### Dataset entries
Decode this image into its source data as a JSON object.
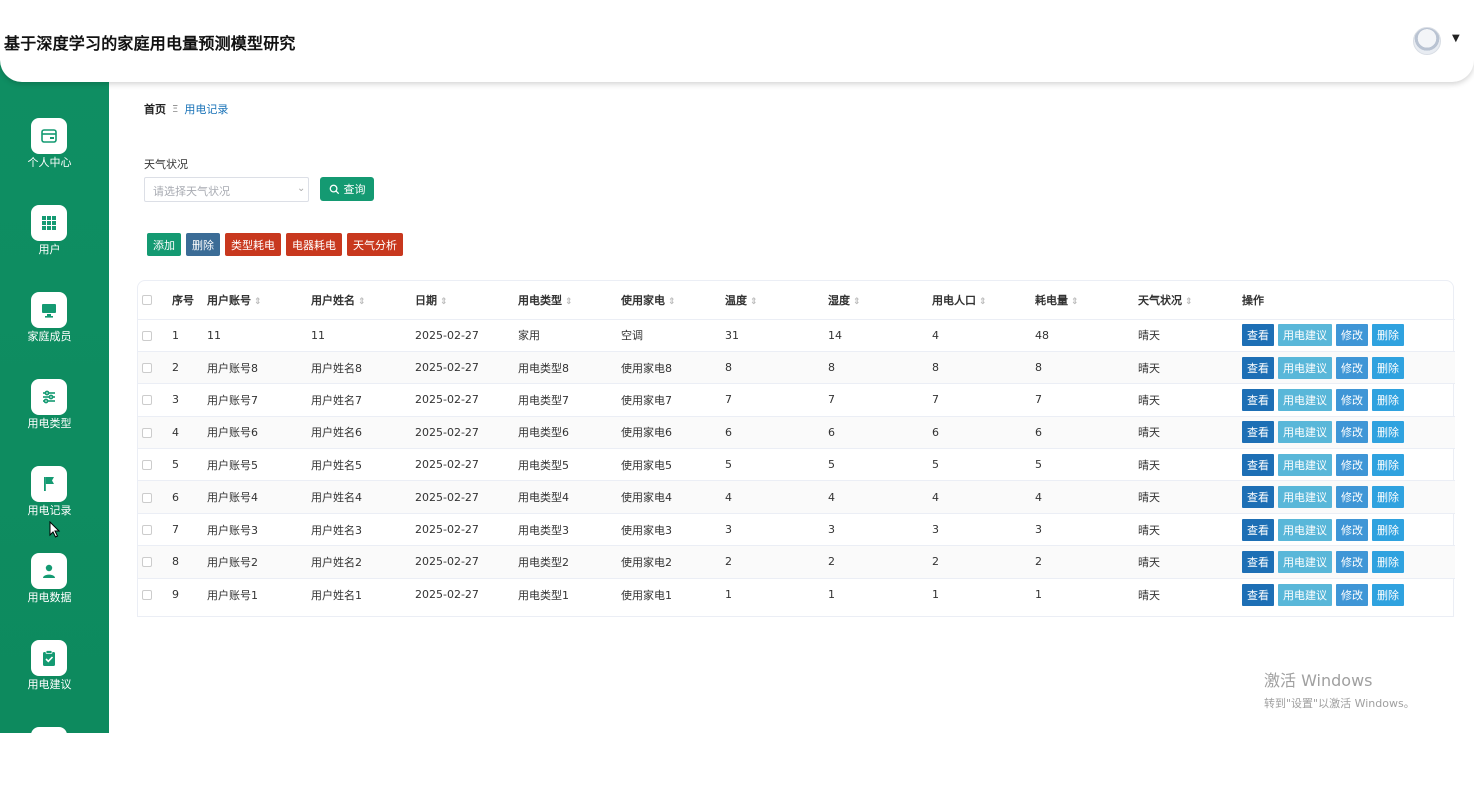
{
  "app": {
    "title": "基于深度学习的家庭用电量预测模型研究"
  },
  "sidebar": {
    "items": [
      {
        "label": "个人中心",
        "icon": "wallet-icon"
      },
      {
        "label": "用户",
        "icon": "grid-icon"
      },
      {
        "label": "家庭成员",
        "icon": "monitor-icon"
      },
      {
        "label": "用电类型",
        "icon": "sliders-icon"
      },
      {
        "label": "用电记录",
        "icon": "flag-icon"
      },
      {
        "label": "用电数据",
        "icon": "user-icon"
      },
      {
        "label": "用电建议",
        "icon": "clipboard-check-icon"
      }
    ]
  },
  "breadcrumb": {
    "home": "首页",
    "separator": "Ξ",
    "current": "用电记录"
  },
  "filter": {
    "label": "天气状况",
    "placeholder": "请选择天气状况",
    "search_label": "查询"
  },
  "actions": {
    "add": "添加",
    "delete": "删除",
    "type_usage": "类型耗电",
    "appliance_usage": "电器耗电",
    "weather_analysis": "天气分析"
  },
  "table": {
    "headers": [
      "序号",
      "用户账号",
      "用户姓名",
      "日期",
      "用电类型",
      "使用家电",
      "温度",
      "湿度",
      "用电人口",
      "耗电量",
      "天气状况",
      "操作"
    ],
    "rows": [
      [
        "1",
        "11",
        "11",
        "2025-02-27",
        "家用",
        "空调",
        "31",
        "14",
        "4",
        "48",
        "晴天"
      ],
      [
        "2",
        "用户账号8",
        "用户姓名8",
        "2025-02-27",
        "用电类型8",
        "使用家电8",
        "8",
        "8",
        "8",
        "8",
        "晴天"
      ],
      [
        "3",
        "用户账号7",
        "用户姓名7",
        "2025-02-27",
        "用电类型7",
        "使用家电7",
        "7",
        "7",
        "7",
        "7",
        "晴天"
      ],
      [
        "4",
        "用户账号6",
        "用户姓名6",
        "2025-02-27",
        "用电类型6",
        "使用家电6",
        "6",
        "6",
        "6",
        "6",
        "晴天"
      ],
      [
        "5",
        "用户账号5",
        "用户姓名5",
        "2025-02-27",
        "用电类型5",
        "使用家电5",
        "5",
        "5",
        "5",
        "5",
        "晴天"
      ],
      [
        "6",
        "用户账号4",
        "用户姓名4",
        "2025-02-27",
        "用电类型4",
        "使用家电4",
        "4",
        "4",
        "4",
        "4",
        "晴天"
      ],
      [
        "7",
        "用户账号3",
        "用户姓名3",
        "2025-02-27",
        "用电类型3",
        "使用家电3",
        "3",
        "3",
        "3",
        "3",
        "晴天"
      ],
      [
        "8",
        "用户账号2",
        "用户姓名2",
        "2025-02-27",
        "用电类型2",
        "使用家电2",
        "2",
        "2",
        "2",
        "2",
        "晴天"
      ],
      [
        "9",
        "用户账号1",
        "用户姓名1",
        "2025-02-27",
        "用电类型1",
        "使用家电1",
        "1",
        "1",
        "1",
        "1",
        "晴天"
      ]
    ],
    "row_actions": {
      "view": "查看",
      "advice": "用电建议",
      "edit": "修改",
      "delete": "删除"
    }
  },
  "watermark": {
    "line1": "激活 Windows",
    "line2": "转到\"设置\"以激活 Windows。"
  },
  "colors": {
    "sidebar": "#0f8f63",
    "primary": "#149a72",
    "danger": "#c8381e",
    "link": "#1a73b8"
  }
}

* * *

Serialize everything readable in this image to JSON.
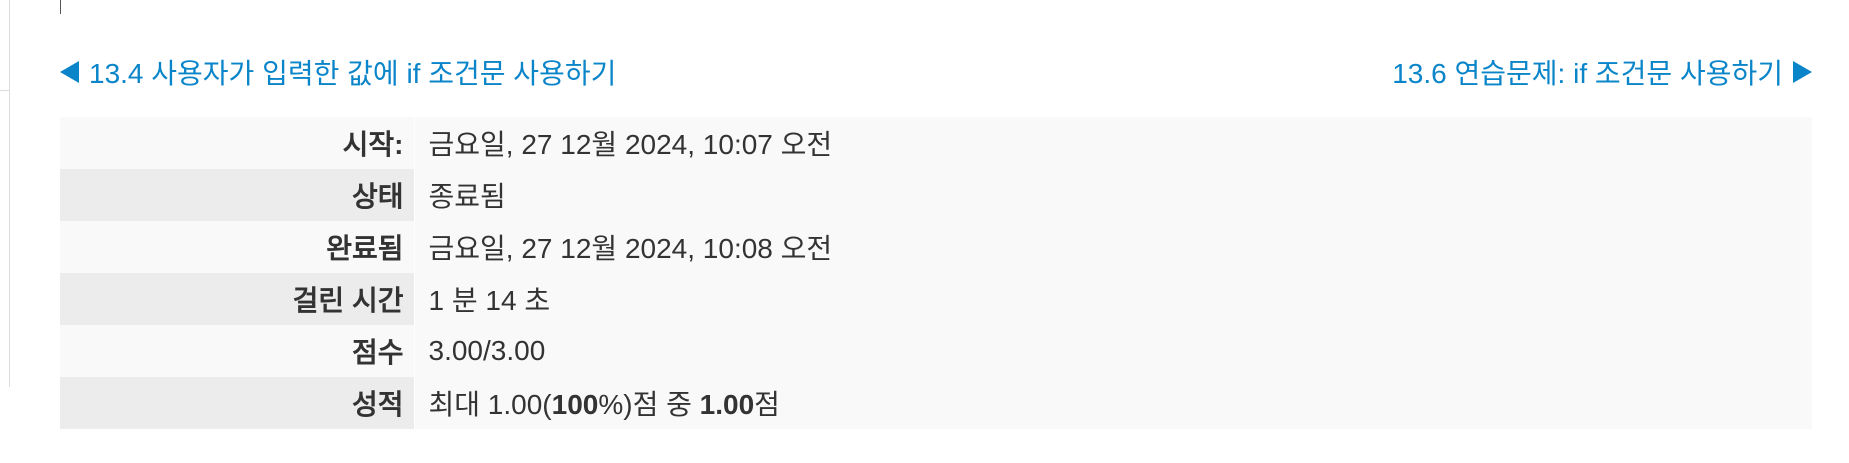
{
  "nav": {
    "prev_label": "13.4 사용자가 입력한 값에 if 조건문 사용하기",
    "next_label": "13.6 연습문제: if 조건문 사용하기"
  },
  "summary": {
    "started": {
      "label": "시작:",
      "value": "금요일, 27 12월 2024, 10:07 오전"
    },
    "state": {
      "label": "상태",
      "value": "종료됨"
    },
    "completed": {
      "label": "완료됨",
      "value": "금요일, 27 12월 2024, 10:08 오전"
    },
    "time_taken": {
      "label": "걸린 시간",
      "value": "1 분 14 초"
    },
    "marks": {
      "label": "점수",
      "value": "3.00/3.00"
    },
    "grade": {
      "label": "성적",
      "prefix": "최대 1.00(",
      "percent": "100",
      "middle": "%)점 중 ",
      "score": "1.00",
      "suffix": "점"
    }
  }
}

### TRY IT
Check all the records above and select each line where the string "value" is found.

### WRITTEN REPLY
      "value": "금요일, 27 12월 2024, 10:07 오전"
      "value": "종료됨"
      "value": "금요일, 27 12월 2024, 10:08 오전"
      "value": "1 분 14 초"
      "value": "3.00/3.00"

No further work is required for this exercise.